§ **Problem**
Which of the lines below include the word "JSON"? Pull each one out.

Data records for software interfaces:
====

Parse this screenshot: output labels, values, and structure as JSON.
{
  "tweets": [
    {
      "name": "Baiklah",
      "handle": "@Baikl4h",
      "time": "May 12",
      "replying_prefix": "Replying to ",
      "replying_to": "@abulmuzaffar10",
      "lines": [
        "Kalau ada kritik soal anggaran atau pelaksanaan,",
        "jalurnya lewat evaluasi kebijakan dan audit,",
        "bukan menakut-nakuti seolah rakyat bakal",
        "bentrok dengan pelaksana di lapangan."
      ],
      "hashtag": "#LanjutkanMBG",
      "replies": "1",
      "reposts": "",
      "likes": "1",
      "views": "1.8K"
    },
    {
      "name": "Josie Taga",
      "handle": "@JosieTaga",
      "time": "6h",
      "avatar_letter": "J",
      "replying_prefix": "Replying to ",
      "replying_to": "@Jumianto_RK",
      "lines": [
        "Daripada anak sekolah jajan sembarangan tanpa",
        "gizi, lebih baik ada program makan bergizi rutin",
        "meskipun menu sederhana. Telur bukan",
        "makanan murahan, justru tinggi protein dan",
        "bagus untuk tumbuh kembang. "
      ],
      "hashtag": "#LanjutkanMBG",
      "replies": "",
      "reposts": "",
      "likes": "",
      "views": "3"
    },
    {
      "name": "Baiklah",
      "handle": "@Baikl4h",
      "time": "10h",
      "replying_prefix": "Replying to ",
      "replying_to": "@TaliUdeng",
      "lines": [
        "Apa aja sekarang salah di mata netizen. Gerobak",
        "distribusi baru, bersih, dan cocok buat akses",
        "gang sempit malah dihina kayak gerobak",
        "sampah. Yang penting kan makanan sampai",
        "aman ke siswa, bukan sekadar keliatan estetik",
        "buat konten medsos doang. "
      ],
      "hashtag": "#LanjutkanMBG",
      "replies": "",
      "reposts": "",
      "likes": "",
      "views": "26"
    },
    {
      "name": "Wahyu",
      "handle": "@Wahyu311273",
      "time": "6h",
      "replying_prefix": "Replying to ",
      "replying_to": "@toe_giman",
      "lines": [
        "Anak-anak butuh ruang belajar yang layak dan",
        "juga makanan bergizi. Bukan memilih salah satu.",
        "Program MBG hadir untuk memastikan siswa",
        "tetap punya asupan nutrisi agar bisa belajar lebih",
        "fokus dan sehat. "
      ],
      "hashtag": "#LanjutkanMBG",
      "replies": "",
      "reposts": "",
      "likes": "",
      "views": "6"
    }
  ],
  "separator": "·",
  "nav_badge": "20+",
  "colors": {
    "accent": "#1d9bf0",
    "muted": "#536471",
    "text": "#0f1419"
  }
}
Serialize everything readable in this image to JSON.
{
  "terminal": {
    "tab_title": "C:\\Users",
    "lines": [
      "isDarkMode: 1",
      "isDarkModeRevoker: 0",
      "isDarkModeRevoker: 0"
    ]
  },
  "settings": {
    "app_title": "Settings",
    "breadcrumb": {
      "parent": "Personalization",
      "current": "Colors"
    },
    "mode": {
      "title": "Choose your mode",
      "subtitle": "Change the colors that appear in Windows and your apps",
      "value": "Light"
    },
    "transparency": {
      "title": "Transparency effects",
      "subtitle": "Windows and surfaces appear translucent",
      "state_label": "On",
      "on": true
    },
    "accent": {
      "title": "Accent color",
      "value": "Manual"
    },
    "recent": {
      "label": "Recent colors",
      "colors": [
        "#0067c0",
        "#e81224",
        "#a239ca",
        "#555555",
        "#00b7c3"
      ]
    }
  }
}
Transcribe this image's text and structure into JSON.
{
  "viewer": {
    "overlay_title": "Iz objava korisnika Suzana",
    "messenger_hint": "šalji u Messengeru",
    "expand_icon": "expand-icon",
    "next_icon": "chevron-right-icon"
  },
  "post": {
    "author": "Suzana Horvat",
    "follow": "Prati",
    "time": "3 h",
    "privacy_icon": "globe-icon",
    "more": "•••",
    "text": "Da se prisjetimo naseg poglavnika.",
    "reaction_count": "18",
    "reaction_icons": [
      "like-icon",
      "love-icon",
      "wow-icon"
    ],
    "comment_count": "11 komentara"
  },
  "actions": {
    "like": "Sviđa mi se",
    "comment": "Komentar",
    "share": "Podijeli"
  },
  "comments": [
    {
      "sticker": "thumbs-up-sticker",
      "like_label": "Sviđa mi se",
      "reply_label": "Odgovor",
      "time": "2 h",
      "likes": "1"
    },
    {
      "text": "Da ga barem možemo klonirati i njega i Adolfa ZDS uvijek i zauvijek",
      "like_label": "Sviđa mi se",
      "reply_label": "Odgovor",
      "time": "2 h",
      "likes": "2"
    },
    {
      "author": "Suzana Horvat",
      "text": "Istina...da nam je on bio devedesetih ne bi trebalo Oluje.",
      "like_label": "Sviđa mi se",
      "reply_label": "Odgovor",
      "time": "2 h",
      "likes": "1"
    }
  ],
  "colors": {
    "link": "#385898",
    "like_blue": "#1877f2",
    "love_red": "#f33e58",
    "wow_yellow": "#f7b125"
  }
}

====

§ **Written answer**
Parse this screenshot: output labels, values, and structure as JSON.
Serialize everything readable in this image to JSON.
Transcribe this image's text and structure into JSON.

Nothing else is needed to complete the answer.